but is expected to take several years to complete. Given the potential importance of attribution to deterring nuclear attacks, the Defense Threat Reduction Agency’s efforts to develop an attribution capability should continue to declared operability as quickly as practicable.
Physical and operational changes may have to be made to some of the nation’s nuclear power plants to mitigate vulnerabilities to attacks from the air with a large commercial airliner or a smaller aircraft loaded with high explosives and possibly to attacks from the ground using high-explosive projectiles. The technical analyses that are now being carried out by the U.S. Nuclear Regulatory Commission and industry to understand the effects of such attacks on reactor containment buildings and essential auxiliary facilities are critical to understanding the full magnitude of this threat. These analyses should be carried to completion as soon as possible, and follow-on work to identify vulnerabilities on a plant-by-plant basis should be undertaken as soon as these initial studies are completed.
The likely aim of a terrorist attack with a radiological dispersion device would be to spread fear and panic and cause disruption. Recovery from an attack would therefore depend on how the attack is handled by first responders, political leaders, the media, and general members of the public. A technically credible spokesperson at the national level who is perceived as being outside the political arena should be prepared to provide accurate and usable information to the media and public concerning public health and safety risks and appropriate response actions in the aftermath of a nuclear or radiological attack.
Although radiological attacks would be unlikely to cause large numbers of casualties, the potential for inflicting economic loss and causing terror or panic warrants increased attention to the control and use of radiological sources by regulatory agencies and materials licensees. The U.S. Nuclear Regulatory Commission and states having agreements with this agency should tighten regulations for obtaining and possessing radiological sources that could be used in terrorist attacks, as well as requirements for securing and tracking these sources.
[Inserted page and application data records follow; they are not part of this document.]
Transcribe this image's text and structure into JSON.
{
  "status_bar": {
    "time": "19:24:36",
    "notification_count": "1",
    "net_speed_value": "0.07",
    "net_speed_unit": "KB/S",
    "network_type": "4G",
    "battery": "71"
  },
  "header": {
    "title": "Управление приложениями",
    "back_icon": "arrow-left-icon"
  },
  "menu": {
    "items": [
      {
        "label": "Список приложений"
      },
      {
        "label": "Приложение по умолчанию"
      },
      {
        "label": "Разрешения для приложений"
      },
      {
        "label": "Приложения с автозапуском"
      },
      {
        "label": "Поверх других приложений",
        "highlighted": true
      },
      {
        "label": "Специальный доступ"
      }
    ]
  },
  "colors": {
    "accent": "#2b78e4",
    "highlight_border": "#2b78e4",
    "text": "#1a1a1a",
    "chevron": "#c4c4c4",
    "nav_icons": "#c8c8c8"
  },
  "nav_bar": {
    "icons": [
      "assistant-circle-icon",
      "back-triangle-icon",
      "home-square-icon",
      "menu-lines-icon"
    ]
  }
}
Important progress is being made by the R&D and policy communities on reducing the nation’s vulnerability to nuclear and radiological terrorism. There is not much evidence, however, that the R&D activities are being coordinated, that thought is being given to prioritizing these activities against other national counterterrorism needs, or that effective mechanisms are in place to transfer the results of these activities to applications. A single federal agency should be designated as the nation’s lead research and development agency for nuclear and radiological counterterrorism. This agency should develop a focused and adequately funded research and development program and should work to ensure that effective mechanisms are in place for the timely transfer of results to the homeland defense effort.